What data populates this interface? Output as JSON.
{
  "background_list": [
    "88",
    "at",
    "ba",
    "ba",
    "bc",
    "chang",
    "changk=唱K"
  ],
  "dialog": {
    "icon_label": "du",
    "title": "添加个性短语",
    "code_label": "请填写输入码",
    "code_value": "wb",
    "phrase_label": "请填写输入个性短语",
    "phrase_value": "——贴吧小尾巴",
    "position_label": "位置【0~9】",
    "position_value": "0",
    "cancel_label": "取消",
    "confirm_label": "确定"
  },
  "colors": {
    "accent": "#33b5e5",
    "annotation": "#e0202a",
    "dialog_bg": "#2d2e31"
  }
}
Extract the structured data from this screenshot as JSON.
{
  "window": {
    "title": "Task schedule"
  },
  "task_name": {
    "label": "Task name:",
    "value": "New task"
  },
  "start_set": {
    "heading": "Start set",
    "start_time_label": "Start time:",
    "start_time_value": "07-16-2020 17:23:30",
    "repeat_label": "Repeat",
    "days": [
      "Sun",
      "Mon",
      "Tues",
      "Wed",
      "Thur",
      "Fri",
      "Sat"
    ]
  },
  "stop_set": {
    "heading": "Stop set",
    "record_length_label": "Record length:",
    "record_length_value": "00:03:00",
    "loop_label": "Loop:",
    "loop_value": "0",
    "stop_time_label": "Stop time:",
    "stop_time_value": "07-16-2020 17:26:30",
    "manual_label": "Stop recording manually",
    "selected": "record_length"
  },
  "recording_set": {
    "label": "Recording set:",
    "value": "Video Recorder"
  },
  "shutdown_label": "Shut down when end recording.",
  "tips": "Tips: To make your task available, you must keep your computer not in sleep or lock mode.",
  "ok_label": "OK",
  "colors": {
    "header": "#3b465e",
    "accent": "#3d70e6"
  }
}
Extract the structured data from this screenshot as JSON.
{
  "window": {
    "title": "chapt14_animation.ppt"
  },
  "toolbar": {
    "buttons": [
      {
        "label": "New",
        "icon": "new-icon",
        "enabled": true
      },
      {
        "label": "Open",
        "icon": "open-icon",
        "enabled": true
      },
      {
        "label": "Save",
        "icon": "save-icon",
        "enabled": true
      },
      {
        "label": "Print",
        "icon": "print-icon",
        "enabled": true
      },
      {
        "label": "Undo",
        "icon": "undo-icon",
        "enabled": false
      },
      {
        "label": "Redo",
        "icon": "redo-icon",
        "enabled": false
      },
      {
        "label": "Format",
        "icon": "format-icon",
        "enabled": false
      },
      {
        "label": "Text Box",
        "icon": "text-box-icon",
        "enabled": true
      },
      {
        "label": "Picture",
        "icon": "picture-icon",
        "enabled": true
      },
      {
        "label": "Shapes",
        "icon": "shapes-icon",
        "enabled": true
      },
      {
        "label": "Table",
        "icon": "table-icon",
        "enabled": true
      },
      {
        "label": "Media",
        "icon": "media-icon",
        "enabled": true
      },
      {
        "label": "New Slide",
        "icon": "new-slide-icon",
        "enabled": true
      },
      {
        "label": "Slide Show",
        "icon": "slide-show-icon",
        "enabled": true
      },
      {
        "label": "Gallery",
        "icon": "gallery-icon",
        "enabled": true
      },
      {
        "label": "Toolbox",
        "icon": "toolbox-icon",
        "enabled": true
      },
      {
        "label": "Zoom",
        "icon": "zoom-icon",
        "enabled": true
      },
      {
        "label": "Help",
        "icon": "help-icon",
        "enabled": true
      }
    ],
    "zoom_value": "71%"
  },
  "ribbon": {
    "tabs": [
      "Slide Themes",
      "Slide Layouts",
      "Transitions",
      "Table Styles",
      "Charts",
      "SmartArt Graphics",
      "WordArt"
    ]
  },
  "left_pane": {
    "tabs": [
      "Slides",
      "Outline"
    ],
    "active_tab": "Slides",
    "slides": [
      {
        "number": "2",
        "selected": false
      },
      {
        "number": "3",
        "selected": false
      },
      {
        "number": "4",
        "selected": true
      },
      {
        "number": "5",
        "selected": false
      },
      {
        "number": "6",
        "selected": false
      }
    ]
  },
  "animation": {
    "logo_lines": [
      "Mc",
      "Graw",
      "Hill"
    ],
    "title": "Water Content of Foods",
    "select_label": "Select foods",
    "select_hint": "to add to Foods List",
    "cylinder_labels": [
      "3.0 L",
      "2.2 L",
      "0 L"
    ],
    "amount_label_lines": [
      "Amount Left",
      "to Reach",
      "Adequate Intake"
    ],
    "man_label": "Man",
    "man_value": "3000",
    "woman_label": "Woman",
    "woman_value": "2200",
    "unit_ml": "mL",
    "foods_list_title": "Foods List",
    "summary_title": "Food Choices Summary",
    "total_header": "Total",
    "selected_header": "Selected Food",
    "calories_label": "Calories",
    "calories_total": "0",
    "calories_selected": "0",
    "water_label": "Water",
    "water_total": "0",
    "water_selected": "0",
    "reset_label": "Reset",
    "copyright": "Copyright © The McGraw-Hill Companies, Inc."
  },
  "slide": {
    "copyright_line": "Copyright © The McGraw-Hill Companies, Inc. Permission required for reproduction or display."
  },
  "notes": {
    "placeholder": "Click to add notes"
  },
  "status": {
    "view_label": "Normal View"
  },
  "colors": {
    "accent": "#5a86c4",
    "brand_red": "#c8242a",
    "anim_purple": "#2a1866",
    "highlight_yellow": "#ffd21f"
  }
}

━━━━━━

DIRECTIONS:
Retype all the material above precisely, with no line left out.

SOLUTION FOR THIS EXERCISE:
What data populates this interface? Output as JSON.
{
  "background_list": [
    "88",
    "at",
    "ba",
    "ba",
    "bc",
    "chang",
    "changk=唱K"
  ],
  "dialog": {
    "icon_label": "du",
    "title": "添加个性短语",
    "code_label": "请填写输入码",
    "code_value": "wb",
    "phrase_label": "请填写输入个性短语",
    "phrase_value": "——贴吧小尾巴",
    "position_label": "位置【0~9】",
    "position_value": "0",
    "cancel_label": "取消",
    "confirm_label": "确定"
  },
  "colors": {
    "accent": "#33b5e5",
    "annotation": "#e0202a",
    "dialog_bg": "#2d2e31"
  }
}
Extract the structured data from this screenshot as JSON.
{
  "window": {
    "title": "Task schedule"
  },
  "task_name": {
    "label": "Task name:",
    "value": "New task"
  },
  "start_set": {
    "heading": "Start set",
    "start_time_label": "Start time:",
    "start_time_value": "07-16-2020 17:23:30",
    "repeat_label": "Repeat",
    "days": [
      "Sun",
      "Mon",
      "Tues",
      "Wed",
      "Thur",
      "Fri",
      "Sat"
    ]
  },
  "stop_set": {
    "heading": "Stop set",
    "record_length_label": "Record length:",
    "record_length_value": "00:03:00",
    "loop_label": "Loop:",
    "loop_value": "0",
    "stop_time_label": "Stop time:",
    "stop_time_value": "07-16-2020 17:26:30",
    "manual_label": "Stop recording manually",
    "selected": "record_length"
  },
  "recording_set": {
    "label": "Recording set:",
    "value": "Video Recorder"
  },
  "shutdown_label": "Shut down when end recording.",
  "tips": "Tips: To make your task available, you must keep your computer not in sleep or lock mode.",
  "ok_label": "OK",
  "colors": {
    "header": "#3b465e",
    "accent": "#3d70e6"
  }
}
Extract the structured data from this screenshot as JSON.
{
  "window": {
    "title": "chapt14_animation.ppt"
  },
  "toolbar": {
    "buttons": [
      {
        "label": "New",
        "icon": "new-icon",
        "enabled": true
      },
      {
        "label": "Open",
        "icon": "open-icon",
        "enabled": true
      },
      {
        "label": "Save",
        "icon": "save-icon",
        "enabled": true
      },
      {
        "label": "Print",
        "icon": "print-icon",
        "enabled": true
      },
      {
        "label": "Undo",
        "icon": "undo-icon",
        "enabled": false
      },
      {
        "label": "Redo",
        "icon": "redo-icon",
        "enabled": false
      },
      {
        "label": "Format",
        "icon": "format-icon",
        "enabled": false
      },
      {
        "label": "Text Box",
        "icon": "text-box-icon",
        "enabled": true
      },
      {
        "label": "Picture",
        "icon": "picture-icon",
        "enabled": true
      },
      {
        "label": "Shapes",
        "icon": "shapes-icon",
        "enabled": true
      },
      {
        "label": "Table",
        "icon": "table-icon",
        "enabled": true
      },
      {
        "label": "Media",
        "icon": "media-icon",
        "enabled": true
      },
      {
        "label": "New Slide",
        "icon": "new-slide-icon",
        "enabled": true
      },
      {
        "label": "Slide Show",
        "icon": "slide-show-icon",
        "enabled": true
      },
      {
        "label": "Gallery",
        "icon": "gallery-icon",
        "enabled": true
      },
      {
        "label": "Toolbox",
        "icon": "toolbox-icon",
        "enabled": true
      },
      {
        "label": "Zoom",
        "icon": "zoom-icon",
        "enabled": true
      },
      {
        "label": "Help",
        "icon": "help-icon",
        "enabled": true
      }
    ],
    "zoom_value": "71%"
  },
  "ribbon": {
    "tabs": [
      "Slide Themes",
      "Slide Layouts",
      "Transitions",
      "Table Styles",
      "Charts",
      "SmartArt Graphics",
      "WordArt"
    ]
  },
  "left_pane": {
    "tabs": [
      "Slides",
      "Outline"
    ],
    "active_tab": "Slides",
    "slides": [
      {
        "number": "2",
        "selected": false
      },
      {
        "number": "3",
        "selected": false
      },
      {
        "number": "4",
        "selected": true
      },
      {
        "number": "5",
        "selected": false
      },
      {
        "number": "6",
        "selected": false
      }
    ]
  },
  "animation": {
    "logo_lines": [
      "Mc",
      "Graw",
      "Hill"
    ],
    "title": "Water Content of Foods",
    "select_label": "Select foods",
    "select_hint": "to add to Foods List",
    "cylinder_labels": [
      "3.0 L",
      "2.2 L",
      "0 L"
    ],
    "amount_label_lines": [
      "Amount Left",
      "to Reach",
      "Adequate Intake"
    ],
    "man_label": "Man",
    "man_value": "3000",
    "woman_label": "Woman",
    "woman_value": "2200",
    "unit_ml": "mL",
    "foods_list_title": "Foods List",
    "summary_title": "Food Choices Summary",
    "total_header": "Total",
    "selected_header": "Selected Food",
    "calories_label": "Calories",
    "calories_total": "0",
    "calories_selected": "0",
    "water_label": "Water",
    "water_total": "0",
    "water_selected": "0",
    "reset_label": "Reset",
    "copyright": "Copyright © The McGraw-Hill Companies, Inc."
  },
  "slide": {
    "copyright_line": "Copyright © The McGraw-Hill Companies, Inc. Permission required for reproduction or display."
  },
  "notes": {
    "placeholder": "Click to add notes"
  },
  "status": {
    "view_label": "Normal View"
  },
  "colors": {
    "accent": "#5a86c4",
    "brand_red": "#c8242a",
    "anim_purple": "#2a1866",
    "highlight_yellow": "#ffd21f"
  }
}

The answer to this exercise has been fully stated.